Domestic violence continues to take a deadly toll in North Carolina

Earlier this year, Attorney General Roy Cooper issued a press release noting that 108 North Carolinians died in 2013 due to domestic violence. Since 14 fewer people lost their lives in 2013 due to domestic violence than the year before, the otherwise grim 2013 statistic was taken as somewhat of a hopeful sign. Cooper observed that domestic violence "remains a problem in communities across North Carolina." Fortunately, instances of domestic violence rarely result in death. However, even when it is not deadly, domestic violence is an epidemic in this nation that results in victims sustaining significant physical and psychological harm.

The North Carolina Coalition Against Domestic Violence says that domestic violence occurs when two people are in a relationship with each other and one of them begins to use a pattern of coercion and control against the other person. Domestic violence includes physical, sexual, emotional and even economic abuse. It can happen in any type of family relationship regardless of class, culture, religion or sexual orientation. Men, women and children can all be victims.

The Joyful Heart Foundation observes that those touched by domestic violence often experience increased anxiety, depression and post-traumatic stress disorder. One in seven people who have experienced domestic violence sustains physical injuries. Victims of abuse often avoid speaking openly about their injuries due to feelings of shame or perhaps because they fear that speaking openly about the domestic violence will put them, or their loved ones, at even greater risk for abuse.

Protective orders

One of the primary tools for protecting against domestic abuse is what is known as a "50B order." A 50B Order is a domestic violence protective order signed by a judge that demands that the abuser either stop the abuse or face serious legal consequences. A DPVO offers protection to men, women and children who are abuse victims.

Henderson v. Henderson, a case recently decided by the N.C. Court of Appeals, is illustrative of situations where a North Carolina court will grant a DPVO in order to protect victims of domestic abuse. In Henderson, a mother sought a DPVO against her former husband on behalf of two minor children with whom the parties shared custody. There was evidence presented to the trial court that the father sometimes physically struck the children. On other occasions, the father became loud and verbally abusive toward the children, especially when he was intoxicated.

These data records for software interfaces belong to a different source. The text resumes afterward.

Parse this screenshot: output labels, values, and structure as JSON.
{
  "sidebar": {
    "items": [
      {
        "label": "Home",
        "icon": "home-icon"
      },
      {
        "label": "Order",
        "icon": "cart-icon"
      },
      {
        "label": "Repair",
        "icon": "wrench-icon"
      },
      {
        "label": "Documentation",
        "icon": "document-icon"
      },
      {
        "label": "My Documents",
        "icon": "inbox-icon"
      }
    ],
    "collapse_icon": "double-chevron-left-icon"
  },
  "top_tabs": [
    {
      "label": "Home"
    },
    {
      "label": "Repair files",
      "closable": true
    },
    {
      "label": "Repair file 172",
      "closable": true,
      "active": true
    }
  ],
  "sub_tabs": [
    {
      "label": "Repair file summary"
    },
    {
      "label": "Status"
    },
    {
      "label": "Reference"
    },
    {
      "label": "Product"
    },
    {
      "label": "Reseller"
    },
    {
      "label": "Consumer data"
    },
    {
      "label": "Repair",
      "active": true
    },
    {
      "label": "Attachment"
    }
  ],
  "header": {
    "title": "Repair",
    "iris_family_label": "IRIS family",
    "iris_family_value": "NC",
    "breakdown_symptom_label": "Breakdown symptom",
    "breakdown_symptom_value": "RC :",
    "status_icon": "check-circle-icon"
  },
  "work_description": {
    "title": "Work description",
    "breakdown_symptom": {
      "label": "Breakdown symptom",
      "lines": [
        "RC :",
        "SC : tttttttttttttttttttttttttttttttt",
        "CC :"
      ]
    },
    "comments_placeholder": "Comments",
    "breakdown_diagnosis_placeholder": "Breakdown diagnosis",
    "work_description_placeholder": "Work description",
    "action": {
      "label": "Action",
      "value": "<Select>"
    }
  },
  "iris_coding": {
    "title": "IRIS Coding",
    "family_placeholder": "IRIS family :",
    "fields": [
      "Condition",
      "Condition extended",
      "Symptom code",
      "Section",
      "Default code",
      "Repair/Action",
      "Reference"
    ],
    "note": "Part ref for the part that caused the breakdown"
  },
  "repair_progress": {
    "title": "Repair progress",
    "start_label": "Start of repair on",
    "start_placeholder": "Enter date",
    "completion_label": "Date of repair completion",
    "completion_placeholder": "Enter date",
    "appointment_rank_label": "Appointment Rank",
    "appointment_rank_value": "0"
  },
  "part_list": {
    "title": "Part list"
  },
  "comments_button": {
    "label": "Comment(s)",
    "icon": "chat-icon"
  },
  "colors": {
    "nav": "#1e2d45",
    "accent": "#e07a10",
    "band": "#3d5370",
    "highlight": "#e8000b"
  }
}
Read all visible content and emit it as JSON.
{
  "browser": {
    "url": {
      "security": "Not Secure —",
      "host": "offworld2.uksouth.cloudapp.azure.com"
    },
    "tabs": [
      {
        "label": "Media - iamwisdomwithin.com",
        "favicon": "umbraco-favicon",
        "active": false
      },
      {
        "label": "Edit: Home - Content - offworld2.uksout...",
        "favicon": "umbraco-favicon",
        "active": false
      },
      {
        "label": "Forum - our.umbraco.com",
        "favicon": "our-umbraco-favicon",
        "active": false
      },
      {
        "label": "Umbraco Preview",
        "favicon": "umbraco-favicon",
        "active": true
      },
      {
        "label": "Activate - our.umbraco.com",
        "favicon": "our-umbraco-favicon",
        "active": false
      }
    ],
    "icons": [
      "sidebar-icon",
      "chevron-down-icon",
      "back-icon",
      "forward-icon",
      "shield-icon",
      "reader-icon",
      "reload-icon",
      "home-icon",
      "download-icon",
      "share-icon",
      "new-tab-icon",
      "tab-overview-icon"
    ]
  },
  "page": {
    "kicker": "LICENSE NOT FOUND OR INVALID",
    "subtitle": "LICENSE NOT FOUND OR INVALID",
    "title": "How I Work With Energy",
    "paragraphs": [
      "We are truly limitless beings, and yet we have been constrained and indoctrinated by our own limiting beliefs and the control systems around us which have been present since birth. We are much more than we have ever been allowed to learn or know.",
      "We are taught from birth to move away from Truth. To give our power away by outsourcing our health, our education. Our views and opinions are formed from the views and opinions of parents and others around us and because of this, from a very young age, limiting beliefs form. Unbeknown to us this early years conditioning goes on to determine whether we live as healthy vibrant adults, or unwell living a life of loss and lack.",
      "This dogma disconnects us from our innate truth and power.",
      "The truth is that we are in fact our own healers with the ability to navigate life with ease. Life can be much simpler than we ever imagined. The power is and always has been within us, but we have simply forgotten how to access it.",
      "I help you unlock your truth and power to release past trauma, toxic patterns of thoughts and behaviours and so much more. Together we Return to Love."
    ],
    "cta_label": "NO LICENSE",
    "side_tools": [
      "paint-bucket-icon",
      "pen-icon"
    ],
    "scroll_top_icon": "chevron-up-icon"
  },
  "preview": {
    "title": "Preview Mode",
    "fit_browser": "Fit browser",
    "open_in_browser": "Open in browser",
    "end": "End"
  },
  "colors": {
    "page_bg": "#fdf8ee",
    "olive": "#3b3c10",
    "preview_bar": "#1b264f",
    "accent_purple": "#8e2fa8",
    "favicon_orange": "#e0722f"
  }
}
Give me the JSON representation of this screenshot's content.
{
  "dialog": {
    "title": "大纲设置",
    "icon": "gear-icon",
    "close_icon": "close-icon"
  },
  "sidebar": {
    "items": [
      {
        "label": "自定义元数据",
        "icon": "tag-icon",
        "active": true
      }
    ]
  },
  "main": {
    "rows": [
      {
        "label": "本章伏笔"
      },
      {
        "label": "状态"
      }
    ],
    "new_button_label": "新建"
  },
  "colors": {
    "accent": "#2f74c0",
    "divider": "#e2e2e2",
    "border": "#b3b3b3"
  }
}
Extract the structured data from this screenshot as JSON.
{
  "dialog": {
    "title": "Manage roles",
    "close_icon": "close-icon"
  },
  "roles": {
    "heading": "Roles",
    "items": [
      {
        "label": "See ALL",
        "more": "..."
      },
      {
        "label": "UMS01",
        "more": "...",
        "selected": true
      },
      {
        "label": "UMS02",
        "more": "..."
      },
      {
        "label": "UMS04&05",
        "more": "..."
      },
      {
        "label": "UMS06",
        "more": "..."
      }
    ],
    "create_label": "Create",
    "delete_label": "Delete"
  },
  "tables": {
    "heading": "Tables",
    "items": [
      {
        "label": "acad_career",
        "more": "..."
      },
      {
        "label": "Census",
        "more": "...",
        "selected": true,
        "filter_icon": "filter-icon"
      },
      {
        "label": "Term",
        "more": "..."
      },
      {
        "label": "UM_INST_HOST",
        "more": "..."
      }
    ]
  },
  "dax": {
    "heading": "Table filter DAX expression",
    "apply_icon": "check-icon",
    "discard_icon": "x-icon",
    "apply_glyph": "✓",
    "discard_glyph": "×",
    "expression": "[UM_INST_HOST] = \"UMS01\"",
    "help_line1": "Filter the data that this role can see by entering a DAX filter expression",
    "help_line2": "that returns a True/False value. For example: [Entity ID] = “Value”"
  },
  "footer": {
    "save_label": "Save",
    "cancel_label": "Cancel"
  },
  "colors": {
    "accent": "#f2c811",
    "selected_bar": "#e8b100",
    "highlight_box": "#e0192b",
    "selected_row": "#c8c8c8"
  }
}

The mother informed the court that her former husband's actions distressed the children emotionally causing them to express an interest in suicide. One of the children had nightmares and headaches on a regular basis. The trial court concluded that the facts warranted entering a DVPO for a period of one year which ordered the father to refrain from any unsupervised contact with the children during that period. After a review, the Court of Appeals found that the trial court was completely justified in issuing the protective order as a way to keep the children safe. Henderson shows that, upon proper facts, the North Carolina courts will not hesitate to protect victims of domestic abuse by issuing a DVPO.

Seeking legal assistance

Abuse should not be suffered in silence since it can rapidly spiral out of control with serious possible consequences. In too many instances, victims remain silent for too long. If you are confronted with domestic violence, you are advised to contact an attorney experienced in handling domestic violence cases. An attorney can seek a 50B protective order to keep you and your loved ones safe.